■ Data for review:
---

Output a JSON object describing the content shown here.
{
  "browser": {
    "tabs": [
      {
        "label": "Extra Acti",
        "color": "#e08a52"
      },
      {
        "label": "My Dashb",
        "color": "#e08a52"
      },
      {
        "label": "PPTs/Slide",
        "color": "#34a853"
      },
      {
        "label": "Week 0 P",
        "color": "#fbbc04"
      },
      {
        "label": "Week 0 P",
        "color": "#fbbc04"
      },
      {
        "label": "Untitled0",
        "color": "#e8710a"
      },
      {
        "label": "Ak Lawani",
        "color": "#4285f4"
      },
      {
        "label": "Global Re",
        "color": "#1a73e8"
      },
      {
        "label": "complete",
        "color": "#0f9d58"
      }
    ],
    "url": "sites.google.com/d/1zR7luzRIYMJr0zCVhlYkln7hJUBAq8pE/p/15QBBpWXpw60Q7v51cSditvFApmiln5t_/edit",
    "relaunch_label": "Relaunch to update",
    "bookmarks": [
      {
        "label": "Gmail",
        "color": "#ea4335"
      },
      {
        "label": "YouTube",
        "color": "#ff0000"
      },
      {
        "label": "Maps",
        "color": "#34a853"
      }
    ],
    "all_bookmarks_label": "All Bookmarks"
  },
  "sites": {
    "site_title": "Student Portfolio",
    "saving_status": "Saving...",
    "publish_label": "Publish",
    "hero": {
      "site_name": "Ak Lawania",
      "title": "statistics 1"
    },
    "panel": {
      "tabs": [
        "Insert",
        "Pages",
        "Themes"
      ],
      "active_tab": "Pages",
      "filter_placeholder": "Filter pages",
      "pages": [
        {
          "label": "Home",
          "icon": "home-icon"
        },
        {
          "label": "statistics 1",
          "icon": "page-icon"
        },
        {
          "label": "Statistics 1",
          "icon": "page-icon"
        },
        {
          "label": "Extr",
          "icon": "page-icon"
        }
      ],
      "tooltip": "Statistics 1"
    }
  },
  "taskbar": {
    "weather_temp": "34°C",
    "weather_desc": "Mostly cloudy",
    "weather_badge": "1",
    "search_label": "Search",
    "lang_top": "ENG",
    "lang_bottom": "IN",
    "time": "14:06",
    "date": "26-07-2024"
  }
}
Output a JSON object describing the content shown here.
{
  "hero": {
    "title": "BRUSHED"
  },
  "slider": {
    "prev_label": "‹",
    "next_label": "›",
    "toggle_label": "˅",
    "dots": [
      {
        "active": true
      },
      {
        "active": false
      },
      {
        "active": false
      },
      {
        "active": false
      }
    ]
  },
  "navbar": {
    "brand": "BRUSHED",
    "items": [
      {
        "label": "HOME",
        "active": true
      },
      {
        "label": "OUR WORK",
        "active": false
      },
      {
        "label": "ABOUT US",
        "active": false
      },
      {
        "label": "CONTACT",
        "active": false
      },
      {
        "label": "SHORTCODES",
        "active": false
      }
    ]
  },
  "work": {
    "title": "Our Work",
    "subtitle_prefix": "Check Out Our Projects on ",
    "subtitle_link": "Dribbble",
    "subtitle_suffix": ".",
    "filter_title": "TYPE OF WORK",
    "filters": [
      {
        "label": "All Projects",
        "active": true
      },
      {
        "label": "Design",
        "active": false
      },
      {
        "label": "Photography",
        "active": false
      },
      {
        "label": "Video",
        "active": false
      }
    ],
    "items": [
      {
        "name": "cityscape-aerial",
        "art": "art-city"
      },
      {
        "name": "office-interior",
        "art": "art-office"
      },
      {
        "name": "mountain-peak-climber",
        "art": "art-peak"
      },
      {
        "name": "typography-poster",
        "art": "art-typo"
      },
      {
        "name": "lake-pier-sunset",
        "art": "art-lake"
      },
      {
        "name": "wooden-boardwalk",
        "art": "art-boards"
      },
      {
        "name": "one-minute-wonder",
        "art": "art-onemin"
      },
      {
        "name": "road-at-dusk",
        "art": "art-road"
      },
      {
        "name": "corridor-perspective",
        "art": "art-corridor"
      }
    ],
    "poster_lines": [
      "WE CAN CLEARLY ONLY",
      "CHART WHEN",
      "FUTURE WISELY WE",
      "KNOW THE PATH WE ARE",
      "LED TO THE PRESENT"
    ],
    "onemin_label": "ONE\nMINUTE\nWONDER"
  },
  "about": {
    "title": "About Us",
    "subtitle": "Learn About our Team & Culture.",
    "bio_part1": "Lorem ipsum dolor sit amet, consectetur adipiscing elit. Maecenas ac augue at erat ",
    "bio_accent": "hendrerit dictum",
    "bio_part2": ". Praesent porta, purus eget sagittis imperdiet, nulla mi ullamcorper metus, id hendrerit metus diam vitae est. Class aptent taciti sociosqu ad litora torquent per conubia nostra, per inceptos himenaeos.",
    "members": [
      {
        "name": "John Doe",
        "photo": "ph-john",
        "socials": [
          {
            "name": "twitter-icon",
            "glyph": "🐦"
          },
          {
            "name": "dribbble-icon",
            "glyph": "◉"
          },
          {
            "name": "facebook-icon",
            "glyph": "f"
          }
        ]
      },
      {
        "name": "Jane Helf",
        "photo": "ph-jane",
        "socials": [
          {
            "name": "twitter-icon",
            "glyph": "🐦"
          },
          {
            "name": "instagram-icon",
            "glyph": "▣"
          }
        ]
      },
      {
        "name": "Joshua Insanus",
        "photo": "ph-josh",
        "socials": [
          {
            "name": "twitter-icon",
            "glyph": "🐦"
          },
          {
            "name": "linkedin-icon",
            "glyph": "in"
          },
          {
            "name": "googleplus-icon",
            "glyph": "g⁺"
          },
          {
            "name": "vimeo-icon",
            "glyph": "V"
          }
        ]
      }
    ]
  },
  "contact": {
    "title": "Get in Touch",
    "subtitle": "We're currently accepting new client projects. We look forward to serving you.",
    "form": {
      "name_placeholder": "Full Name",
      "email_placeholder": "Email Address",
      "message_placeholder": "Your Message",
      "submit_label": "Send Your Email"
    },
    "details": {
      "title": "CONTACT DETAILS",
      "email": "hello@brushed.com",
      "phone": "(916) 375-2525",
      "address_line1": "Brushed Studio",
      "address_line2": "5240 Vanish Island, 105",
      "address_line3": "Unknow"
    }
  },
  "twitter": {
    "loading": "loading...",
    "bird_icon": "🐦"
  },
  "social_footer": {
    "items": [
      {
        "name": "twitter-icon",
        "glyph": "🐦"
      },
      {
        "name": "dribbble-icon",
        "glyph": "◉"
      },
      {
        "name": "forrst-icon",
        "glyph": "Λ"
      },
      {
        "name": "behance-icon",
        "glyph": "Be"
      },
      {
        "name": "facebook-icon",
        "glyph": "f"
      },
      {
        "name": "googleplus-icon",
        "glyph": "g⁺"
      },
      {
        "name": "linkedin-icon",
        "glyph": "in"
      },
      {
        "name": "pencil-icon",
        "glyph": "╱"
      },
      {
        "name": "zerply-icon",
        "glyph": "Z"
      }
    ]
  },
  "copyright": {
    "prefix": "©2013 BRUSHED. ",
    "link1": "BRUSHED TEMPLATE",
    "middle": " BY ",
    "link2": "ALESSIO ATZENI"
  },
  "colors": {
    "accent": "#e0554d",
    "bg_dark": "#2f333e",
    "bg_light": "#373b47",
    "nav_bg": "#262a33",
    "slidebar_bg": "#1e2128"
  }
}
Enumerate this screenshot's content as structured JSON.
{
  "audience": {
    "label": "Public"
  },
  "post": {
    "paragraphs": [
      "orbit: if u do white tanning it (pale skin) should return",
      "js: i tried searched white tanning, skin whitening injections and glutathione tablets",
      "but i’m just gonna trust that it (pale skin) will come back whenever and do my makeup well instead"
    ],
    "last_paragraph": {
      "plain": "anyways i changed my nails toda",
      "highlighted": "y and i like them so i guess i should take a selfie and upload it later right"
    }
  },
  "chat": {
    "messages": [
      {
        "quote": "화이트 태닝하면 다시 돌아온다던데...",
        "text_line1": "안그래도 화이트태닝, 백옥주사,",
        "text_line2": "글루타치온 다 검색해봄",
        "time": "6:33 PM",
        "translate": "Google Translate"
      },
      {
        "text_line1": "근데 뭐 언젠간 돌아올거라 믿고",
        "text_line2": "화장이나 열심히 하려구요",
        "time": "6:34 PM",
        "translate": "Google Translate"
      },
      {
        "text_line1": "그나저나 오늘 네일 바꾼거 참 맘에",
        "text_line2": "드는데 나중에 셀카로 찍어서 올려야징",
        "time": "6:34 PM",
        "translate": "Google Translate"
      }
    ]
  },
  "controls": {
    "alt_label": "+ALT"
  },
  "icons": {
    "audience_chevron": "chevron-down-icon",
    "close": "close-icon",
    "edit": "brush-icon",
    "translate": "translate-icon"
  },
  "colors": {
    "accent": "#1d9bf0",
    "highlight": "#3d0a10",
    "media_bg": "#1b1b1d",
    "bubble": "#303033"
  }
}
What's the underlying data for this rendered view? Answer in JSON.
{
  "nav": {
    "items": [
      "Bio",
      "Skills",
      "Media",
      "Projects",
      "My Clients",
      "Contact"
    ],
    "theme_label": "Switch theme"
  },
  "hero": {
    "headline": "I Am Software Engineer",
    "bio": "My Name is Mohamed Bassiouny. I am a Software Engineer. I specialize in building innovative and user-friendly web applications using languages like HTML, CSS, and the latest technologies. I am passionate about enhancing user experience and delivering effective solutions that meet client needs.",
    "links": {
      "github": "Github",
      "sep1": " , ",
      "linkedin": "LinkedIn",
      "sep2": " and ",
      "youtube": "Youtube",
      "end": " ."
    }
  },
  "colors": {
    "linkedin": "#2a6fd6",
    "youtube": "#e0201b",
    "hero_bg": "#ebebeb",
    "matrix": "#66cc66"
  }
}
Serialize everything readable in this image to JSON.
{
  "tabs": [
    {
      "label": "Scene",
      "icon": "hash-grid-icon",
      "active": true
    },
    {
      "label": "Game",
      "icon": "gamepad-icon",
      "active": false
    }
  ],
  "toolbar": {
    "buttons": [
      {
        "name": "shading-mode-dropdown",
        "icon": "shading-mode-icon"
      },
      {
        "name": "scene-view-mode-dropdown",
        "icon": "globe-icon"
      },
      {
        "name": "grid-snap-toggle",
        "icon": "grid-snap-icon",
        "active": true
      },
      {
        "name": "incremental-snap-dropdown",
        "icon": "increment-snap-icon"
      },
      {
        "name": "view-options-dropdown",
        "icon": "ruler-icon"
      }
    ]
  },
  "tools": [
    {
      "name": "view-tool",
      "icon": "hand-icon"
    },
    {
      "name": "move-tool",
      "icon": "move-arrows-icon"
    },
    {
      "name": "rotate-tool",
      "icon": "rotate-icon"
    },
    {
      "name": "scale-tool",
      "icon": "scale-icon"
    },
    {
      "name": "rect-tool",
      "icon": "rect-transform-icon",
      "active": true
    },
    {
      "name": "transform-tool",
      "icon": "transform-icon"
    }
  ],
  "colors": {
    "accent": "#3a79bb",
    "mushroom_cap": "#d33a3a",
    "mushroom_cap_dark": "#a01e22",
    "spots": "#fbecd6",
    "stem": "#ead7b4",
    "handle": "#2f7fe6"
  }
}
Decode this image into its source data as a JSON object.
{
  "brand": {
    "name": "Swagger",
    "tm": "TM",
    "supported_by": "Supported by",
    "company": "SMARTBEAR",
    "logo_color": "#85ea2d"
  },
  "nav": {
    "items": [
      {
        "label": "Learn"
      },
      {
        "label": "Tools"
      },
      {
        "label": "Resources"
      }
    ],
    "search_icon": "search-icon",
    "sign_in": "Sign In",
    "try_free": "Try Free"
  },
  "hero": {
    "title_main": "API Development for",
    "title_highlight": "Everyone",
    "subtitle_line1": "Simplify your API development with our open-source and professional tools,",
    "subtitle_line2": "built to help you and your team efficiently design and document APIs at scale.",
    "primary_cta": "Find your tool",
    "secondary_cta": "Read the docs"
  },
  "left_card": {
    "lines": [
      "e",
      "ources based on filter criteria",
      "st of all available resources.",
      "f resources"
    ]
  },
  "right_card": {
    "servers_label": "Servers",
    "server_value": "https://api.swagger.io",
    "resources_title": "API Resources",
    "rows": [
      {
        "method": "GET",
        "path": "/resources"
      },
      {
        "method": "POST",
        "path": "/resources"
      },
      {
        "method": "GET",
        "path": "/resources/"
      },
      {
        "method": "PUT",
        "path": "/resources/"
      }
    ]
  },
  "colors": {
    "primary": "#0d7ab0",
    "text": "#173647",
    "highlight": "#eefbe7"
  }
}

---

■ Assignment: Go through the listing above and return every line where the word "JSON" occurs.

■ Answer section:
Output a JSON object describing the content shown here.
Output a JSON object describing the content shown here.
Enumerate this screenshot's content as structured JSON.
What's the underlying data for this rendered view? Answer in JSON.
Serialize everything readable in this image to JSON.
Decode this image into its source data as a JSON object.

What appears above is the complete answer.